• **Work task**
The lines to return are those below that contain the word "exploitation".

[Opening The input section]

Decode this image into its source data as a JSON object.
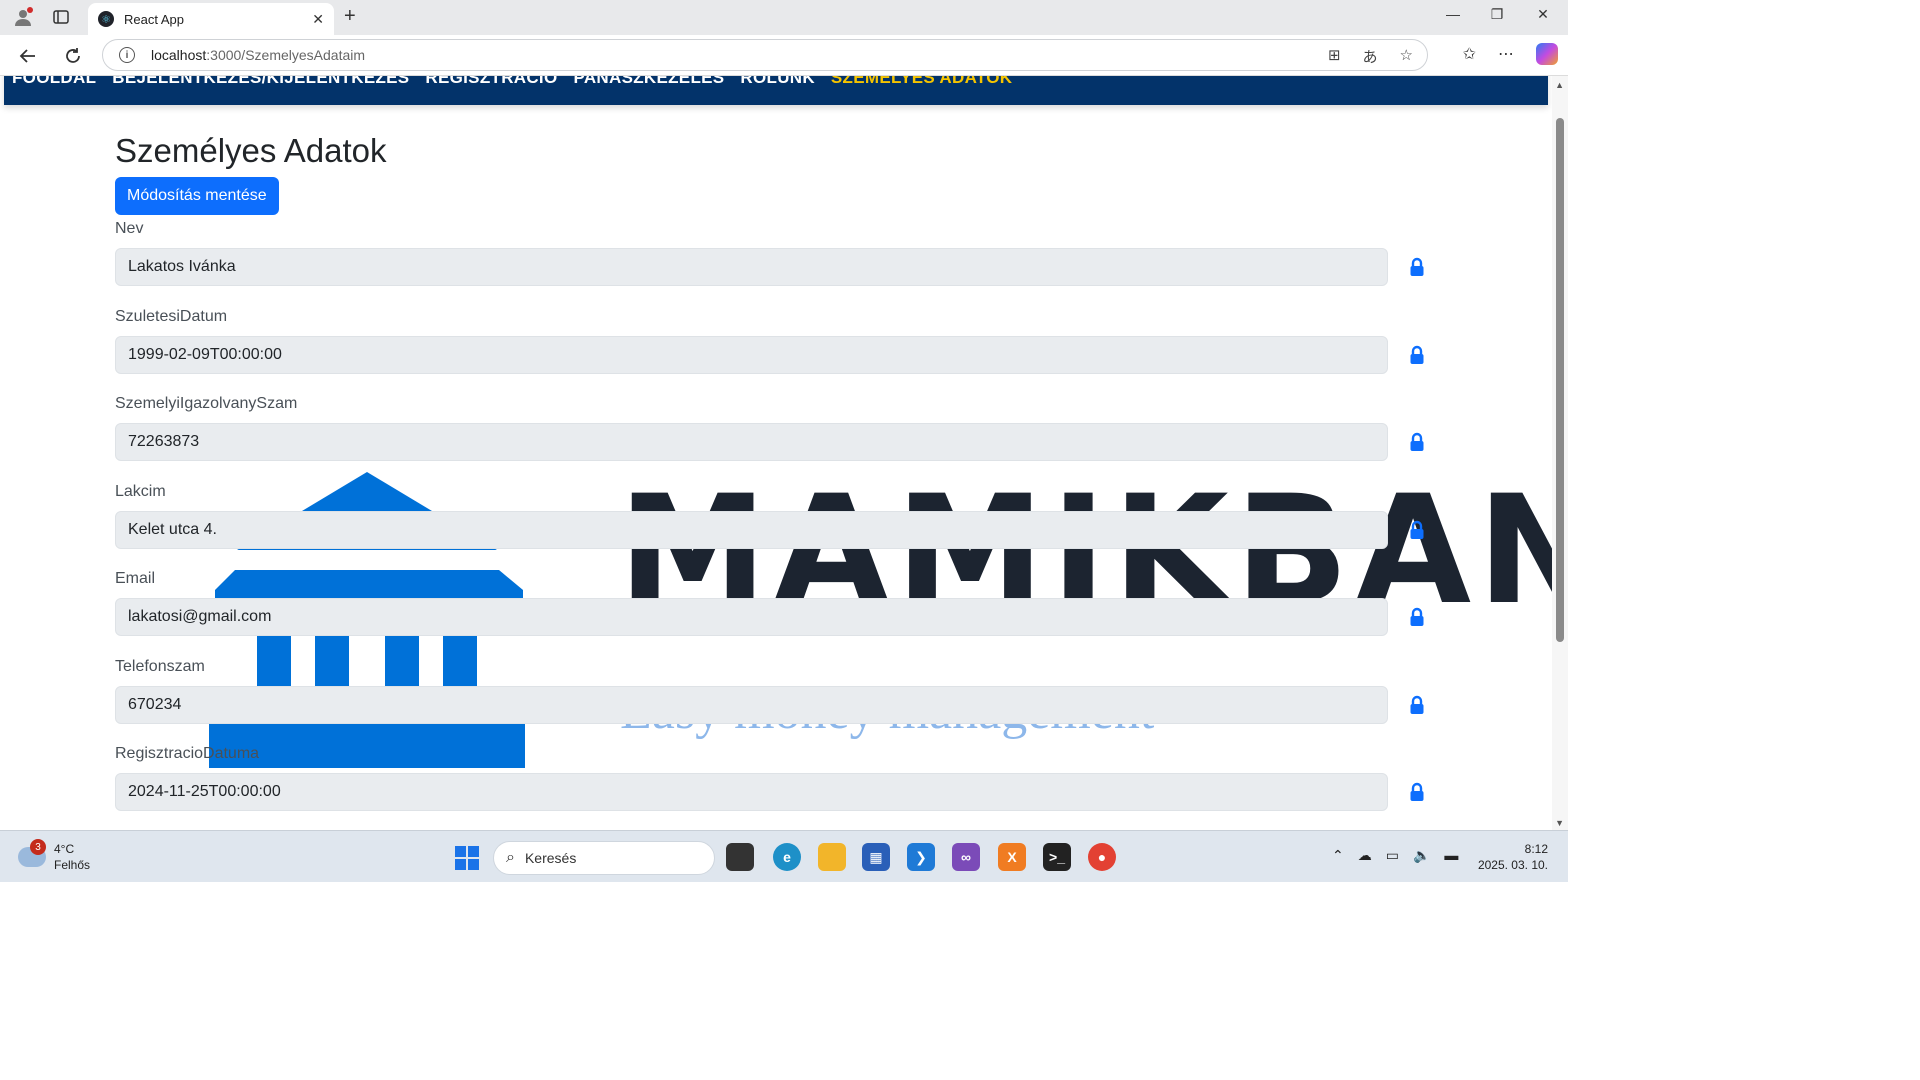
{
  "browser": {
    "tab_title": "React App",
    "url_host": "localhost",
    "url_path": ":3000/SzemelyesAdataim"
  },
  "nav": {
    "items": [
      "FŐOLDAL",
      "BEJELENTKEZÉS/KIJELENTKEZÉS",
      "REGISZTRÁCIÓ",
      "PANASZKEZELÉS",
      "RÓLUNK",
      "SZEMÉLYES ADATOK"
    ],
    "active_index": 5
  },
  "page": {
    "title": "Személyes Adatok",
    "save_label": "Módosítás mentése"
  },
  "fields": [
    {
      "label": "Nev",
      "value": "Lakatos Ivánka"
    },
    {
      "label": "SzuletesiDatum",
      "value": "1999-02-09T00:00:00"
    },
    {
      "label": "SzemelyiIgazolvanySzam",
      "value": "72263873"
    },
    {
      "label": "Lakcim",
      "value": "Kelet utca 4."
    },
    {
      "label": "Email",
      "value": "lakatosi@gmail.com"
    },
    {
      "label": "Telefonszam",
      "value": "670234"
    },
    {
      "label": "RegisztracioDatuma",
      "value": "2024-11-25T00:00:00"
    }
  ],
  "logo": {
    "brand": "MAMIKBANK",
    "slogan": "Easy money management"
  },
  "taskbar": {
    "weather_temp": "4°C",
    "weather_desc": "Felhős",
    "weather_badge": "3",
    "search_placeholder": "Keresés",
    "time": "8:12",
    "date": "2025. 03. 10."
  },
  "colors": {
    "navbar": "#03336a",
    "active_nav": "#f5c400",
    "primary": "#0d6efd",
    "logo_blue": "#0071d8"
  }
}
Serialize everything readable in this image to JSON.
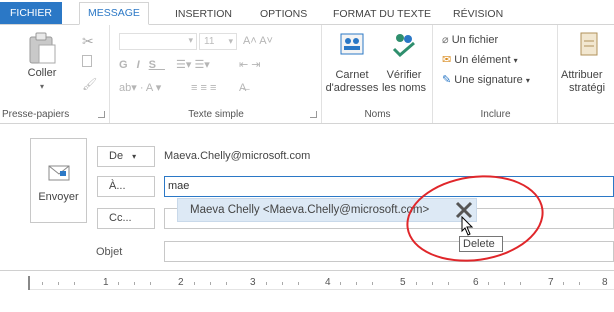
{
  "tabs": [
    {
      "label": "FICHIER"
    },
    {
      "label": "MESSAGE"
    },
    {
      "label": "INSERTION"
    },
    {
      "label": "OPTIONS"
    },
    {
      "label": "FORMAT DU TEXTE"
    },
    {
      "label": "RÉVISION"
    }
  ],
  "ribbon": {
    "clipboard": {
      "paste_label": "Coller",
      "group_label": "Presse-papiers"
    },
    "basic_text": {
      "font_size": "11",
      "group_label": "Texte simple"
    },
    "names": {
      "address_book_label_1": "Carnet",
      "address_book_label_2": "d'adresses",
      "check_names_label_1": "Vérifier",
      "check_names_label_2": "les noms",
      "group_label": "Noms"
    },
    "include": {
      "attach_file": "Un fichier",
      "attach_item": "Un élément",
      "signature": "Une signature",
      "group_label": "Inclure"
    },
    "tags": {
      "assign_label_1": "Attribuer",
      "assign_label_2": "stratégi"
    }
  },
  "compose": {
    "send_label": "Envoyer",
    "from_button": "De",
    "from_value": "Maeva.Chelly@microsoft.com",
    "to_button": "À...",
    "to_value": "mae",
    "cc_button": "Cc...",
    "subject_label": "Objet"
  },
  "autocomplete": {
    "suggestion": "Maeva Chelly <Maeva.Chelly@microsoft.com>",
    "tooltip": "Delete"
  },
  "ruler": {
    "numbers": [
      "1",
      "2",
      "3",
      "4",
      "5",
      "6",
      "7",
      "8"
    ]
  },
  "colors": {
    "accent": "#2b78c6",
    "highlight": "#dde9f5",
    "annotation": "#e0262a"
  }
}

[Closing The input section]
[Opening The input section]

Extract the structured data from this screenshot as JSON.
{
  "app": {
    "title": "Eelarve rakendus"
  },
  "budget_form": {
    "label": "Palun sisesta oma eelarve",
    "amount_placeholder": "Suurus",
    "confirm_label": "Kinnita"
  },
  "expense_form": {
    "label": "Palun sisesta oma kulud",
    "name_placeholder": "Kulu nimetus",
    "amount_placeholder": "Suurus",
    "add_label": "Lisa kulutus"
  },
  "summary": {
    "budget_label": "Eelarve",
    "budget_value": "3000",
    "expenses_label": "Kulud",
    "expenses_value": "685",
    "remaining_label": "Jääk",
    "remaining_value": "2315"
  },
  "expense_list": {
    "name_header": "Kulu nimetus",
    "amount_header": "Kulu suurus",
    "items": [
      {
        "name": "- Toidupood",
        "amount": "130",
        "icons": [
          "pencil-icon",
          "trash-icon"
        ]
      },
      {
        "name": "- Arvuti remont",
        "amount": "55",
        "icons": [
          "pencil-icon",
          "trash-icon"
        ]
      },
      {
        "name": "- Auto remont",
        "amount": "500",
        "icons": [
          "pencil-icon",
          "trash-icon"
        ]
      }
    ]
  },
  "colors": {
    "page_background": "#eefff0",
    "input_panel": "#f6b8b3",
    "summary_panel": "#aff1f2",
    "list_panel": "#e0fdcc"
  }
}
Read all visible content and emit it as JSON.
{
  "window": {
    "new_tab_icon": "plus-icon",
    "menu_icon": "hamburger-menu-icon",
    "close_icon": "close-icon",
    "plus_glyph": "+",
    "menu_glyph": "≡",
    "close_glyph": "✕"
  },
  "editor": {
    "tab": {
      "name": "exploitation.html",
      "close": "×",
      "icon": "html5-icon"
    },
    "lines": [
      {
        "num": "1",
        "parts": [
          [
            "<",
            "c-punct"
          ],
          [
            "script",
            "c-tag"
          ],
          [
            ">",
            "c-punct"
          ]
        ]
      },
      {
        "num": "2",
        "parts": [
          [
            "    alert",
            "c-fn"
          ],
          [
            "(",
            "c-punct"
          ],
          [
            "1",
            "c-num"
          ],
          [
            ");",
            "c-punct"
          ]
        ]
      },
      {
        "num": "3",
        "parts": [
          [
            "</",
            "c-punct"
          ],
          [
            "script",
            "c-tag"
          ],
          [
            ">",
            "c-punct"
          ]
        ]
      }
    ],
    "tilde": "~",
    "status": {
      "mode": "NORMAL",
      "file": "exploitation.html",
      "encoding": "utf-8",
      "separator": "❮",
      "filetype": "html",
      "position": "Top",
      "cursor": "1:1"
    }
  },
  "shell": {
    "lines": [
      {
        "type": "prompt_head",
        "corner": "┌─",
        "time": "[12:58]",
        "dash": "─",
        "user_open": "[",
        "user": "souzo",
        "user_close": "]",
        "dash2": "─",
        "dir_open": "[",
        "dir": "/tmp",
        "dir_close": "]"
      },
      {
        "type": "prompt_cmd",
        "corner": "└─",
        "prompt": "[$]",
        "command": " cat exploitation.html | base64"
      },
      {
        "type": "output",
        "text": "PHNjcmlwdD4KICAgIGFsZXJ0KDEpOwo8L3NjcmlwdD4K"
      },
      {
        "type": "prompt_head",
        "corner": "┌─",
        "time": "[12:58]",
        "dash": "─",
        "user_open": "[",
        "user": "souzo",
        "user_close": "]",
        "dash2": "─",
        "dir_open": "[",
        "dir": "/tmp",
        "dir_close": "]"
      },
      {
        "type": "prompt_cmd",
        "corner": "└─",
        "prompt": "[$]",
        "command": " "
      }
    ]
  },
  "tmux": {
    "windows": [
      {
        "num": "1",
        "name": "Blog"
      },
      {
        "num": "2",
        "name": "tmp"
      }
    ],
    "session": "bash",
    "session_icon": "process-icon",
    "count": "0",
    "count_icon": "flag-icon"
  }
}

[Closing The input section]

• **Output for this exercise**
      "name": "exploitation.html",
      "file": "exploitation.html",
        "command": " cat exploitation.html | base64"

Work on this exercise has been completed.